When you hire someone at, let’s say, $15 per hour, have you calculated the HR cost of your hiring processes, professional training, lost revenue and profits from mistakes in the field, the embarrassment of those mistakes, the cost of people laying out sick regularly, coming in to work late every Monday’s because of “car trouble”, the potential risks from
I opened my business not too long before the events of September 11th, 2001. It took years for everyone to get back to normal, but we did. Then the economic collapse of 2008…
The point is that while this pandemic crisis is different, so was 9/11 and 2008. Both were life changing, cataclysmic events that altered the way America operated….
Over and over again I meet with business owners who feel lost in their businesses.

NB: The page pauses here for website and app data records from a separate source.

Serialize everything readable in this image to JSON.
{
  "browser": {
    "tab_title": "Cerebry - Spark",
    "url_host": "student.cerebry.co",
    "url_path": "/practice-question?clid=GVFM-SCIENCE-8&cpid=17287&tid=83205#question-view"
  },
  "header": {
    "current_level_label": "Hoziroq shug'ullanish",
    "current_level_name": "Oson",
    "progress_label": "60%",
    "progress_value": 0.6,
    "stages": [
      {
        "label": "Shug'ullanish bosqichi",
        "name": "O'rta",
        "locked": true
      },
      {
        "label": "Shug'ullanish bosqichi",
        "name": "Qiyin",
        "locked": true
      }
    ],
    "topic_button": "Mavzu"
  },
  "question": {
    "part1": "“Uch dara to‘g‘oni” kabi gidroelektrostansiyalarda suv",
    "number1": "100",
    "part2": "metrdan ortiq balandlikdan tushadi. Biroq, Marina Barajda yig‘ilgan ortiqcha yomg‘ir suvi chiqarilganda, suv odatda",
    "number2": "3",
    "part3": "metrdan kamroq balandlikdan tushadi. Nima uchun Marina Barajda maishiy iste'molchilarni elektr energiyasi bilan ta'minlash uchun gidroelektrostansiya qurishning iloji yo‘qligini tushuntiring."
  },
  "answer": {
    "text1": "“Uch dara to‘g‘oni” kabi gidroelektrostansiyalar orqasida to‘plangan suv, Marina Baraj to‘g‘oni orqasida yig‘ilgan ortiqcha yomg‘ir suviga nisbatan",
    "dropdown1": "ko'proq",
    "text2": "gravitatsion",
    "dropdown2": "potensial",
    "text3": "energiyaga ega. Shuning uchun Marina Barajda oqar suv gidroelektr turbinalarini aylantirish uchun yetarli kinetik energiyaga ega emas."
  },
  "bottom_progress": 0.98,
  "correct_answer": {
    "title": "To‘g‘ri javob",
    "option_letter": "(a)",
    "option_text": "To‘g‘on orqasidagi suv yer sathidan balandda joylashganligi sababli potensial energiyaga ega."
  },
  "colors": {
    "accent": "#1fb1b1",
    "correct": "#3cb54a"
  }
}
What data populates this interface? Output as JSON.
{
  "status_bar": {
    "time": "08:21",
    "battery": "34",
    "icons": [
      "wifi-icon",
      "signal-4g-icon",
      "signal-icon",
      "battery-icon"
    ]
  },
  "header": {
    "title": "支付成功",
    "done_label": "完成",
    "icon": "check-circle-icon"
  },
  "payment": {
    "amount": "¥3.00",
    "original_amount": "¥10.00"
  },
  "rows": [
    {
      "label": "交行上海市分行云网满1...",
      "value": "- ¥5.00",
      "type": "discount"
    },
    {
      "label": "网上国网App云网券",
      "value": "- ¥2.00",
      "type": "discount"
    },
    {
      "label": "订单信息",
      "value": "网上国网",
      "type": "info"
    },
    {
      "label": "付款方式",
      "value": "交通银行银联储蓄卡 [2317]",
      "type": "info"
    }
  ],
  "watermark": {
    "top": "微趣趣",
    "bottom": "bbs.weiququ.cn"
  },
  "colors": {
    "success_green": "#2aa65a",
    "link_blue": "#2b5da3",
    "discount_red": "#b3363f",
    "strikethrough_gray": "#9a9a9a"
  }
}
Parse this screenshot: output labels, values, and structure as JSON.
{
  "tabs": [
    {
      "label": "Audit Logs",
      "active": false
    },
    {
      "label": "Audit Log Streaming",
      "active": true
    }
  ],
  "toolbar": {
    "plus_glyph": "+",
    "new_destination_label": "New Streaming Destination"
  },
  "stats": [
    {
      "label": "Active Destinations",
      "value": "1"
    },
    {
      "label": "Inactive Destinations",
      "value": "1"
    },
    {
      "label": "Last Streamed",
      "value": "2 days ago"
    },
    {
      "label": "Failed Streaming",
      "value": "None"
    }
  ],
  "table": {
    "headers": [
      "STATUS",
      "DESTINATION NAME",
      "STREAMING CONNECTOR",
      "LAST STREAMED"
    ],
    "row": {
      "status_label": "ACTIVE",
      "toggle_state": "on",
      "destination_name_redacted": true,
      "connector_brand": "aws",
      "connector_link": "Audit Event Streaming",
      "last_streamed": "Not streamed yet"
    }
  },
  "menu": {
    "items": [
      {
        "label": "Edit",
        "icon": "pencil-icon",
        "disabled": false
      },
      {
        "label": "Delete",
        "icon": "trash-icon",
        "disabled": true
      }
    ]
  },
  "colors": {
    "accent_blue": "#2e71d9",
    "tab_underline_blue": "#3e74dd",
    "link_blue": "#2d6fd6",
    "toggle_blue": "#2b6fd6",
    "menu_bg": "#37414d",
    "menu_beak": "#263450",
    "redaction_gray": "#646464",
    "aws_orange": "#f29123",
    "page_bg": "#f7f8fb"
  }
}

They feel overwhelmed with issues that take up valuable time and energy, but do little to help the bottom line. They are left with little to no time to address the things that do. Time and again I find that…
Your employees ARE your company. If you struggle with finding good employees, and who doesn’t, what are you doing to keep your existing employees engaged and motivated to stay? The more you invest in employees who stay, the less you have to invest in constantly recruiting and training others.
If your employees always seem to be on a different page than you, it might be because you’ve never communicated your 1, 3 or even 5 year goals with them. Consider the idea of leaving on a trip. You’ve packed for the trip, and your friends have all committed to meet you there. The problem is, you haven’t shared with them the final destination.
Succession planning isn’t something to do when you get old. It’s something that needs to be addressed at the beginning of your business, and for several reasons. Business owners today are so concerned with what’s happening tomorrow and next week, that they simply forget to consider the inevitable, the last day of business. Ever. The cold hard truth is that day is coming, and you should have a plan in place.